- **THE TASK**:
Find every line in the records below that holds the word "number", and copy each one.

- **EXTRACTED ENTRIES**:

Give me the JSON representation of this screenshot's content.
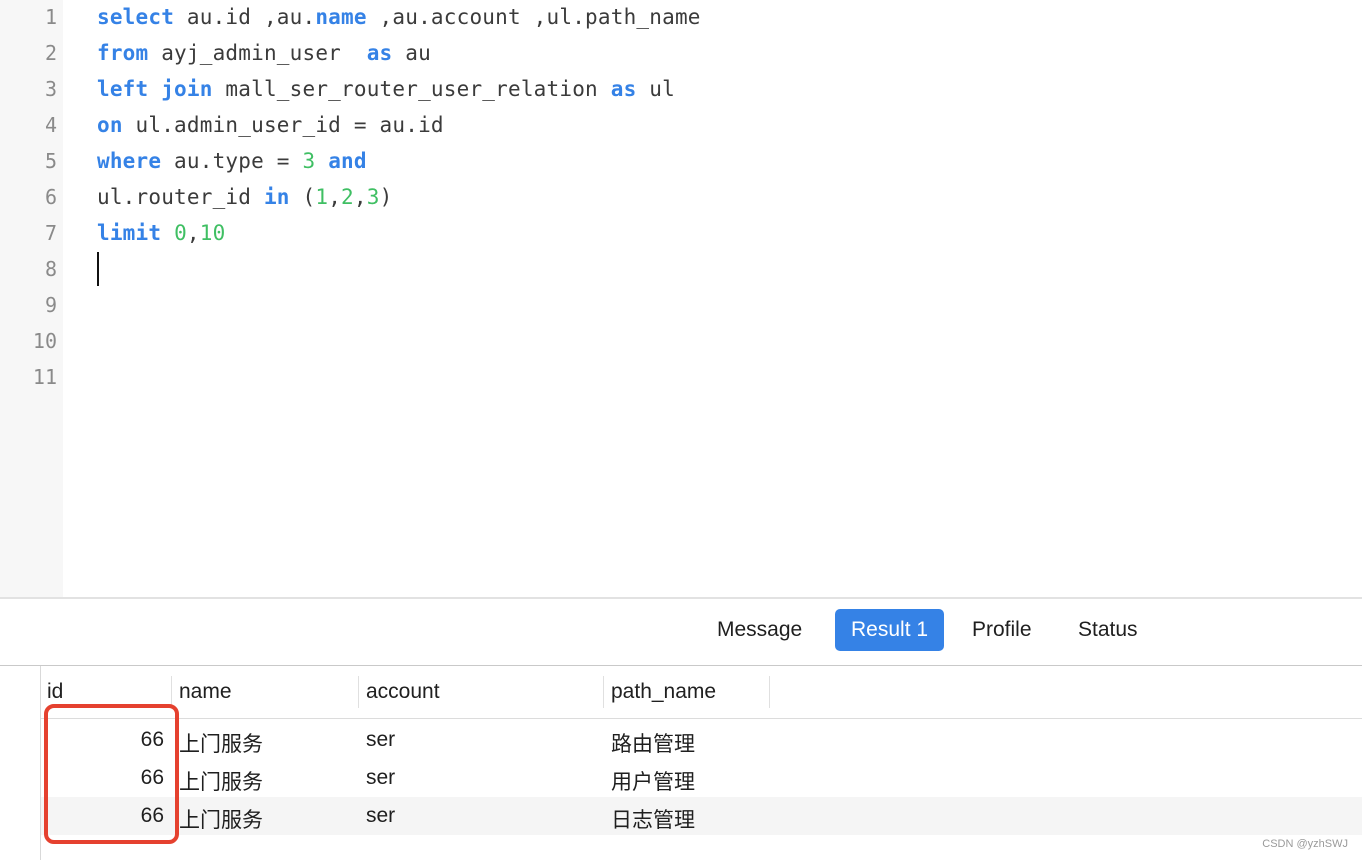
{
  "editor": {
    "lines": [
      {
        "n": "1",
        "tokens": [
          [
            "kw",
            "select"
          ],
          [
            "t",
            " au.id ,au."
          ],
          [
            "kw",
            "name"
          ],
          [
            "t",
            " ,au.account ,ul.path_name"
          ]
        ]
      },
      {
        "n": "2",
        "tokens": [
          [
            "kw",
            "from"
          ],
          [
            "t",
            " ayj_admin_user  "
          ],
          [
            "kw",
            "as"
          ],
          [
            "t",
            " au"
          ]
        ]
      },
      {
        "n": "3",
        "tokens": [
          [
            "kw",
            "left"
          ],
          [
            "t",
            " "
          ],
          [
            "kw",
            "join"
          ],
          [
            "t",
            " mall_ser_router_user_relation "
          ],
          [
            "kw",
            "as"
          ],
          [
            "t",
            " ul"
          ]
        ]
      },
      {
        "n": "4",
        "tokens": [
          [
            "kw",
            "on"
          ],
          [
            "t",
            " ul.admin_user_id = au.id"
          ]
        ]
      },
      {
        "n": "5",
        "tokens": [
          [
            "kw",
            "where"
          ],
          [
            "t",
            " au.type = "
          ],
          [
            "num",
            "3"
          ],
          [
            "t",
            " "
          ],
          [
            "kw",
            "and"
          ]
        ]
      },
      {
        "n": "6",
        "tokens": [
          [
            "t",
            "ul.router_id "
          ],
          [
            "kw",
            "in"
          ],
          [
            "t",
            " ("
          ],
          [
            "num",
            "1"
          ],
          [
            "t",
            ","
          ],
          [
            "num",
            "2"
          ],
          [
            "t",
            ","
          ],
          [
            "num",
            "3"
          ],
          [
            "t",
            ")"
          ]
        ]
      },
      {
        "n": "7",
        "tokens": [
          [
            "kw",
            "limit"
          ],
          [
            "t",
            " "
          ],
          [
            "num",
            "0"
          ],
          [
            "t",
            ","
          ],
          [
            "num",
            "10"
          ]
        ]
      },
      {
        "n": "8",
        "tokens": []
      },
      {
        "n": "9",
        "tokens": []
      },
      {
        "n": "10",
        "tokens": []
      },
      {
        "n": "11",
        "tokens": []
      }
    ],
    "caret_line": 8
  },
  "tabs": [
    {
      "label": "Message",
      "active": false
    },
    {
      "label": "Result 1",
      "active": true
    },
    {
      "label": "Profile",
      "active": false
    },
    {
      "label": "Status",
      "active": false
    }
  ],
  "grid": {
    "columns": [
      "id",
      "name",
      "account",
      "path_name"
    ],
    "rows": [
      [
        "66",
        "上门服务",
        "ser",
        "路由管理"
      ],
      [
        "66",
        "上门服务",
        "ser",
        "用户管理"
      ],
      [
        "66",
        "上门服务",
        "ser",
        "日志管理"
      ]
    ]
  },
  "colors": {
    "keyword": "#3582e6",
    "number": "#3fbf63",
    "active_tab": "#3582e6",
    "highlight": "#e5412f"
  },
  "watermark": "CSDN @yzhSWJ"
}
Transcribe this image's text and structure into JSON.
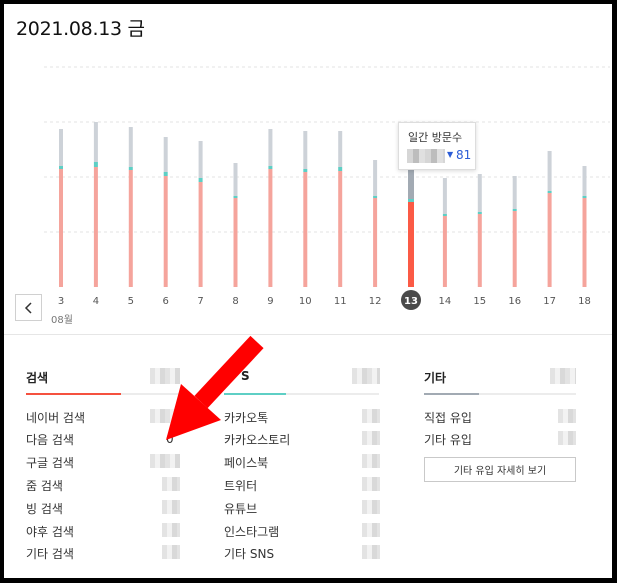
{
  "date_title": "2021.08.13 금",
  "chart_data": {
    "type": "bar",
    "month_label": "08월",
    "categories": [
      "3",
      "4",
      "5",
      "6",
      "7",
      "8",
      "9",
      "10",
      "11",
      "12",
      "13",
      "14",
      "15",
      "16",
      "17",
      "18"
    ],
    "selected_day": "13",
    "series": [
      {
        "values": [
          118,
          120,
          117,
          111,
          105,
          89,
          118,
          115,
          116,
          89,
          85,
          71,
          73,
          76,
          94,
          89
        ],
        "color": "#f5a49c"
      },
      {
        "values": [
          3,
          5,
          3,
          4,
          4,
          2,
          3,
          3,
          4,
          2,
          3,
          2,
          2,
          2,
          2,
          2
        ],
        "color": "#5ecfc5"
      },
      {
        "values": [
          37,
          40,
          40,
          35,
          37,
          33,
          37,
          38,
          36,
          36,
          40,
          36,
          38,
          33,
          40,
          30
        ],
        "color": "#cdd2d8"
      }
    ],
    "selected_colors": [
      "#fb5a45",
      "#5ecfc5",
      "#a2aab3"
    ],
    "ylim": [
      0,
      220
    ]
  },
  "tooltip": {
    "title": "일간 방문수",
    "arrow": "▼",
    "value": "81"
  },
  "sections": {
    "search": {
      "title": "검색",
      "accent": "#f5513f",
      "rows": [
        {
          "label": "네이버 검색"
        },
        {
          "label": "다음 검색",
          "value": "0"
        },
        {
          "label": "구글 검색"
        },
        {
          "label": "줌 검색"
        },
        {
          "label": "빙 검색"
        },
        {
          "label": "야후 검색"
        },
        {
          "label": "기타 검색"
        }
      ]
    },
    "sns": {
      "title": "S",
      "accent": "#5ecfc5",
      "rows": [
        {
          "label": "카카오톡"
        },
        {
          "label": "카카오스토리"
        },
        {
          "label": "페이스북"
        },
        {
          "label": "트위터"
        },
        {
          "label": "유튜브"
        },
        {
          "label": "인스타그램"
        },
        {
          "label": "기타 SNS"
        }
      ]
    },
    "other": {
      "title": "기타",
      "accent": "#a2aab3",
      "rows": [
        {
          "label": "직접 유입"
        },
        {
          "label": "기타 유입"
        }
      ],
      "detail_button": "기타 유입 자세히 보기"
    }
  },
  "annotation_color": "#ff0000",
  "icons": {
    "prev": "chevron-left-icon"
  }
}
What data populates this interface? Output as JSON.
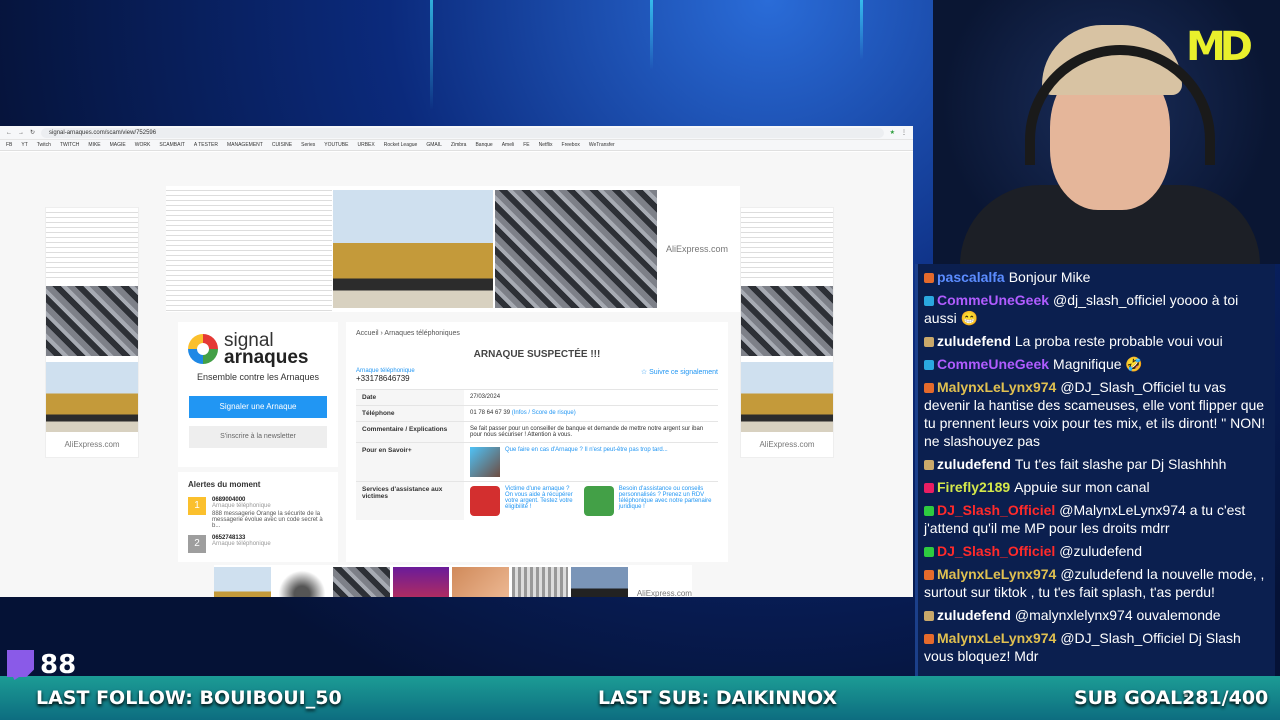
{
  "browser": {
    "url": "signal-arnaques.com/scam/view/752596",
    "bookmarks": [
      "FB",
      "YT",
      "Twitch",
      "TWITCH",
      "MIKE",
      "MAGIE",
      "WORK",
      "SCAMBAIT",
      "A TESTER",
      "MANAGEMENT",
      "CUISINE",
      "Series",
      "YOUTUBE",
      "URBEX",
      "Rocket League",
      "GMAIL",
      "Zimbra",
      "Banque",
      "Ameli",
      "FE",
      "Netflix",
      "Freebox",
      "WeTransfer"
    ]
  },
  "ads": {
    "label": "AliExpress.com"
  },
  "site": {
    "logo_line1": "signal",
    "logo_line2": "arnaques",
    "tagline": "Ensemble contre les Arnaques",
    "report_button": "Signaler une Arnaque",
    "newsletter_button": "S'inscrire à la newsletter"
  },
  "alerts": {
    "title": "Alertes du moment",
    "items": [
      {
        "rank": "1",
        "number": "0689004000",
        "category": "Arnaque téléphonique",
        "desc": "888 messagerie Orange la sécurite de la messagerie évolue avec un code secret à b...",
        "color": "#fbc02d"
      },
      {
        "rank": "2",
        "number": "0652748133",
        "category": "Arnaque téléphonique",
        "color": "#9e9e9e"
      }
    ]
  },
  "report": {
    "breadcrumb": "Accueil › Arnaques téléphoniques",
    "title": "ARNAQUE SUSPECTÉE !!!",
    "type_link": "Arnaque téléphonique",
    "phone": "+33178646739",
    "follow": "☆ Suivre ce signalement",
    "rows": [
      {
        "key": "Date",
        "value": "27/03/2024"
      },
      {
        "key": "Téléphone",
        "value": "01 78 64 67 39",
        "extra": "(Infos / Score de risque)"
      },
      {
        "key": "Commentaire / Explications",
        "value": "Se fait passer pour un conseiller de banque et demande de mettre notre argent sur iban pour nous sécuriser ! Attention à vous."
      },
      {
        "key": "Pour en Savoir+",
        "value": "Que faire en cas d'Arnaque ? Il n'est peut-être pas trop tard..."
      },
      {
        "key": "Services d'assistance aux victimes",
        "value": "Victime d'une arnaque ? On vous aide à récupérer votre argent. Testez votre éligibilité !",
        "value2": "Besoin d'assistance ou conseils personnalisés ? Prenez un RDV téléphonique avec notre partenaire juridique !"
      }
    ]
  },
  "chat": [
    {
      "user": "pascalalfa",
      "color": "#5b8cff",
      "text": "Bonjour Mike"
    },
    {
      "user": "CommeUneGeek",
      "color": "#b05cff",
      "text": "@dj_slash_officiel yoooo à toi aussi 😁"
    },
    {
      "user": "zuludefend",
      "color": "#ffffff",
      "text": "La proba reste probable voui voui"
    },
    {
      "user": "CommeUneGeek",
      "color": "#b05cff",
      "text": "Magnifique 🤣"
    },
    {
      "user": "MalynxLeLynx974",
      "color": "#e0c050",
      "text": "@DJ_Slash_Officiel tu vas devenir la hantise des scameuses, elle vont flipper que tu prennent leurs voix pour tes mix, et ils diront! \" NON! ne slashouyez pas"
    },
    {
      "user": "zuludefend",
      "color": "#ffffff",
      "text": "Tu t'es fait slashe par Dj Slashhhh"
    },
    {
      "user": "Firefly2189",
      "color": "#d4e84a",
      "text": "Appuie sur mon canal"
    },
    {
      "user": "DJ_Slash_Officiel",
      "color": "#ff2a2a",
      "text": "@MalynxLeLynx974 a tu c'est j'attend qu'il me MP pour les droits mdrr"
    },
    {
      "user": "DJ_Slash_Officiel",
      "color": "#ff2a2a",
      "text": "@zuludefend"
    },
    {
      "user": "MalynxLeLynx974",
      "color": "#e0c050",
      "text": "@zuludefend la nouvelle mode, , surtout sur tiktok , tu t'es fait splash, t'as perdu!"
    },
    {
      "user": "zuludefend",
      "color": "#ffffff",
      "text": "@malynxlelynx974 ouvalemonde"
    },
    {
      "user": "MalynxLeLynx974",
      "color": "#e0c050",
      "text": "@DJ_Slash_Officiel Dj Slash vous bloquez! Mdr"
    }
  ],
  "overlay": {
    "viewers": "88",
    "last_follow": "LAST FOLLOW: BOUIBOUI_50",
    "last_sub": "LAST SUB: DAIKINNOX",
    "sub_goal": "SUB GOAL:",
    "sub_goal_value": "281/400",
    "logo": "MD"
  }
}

- **ANSWER TO THIS TASK**:
    "number": "#3fbf63",
        "number": "0689004000",
        "number": "0652748133",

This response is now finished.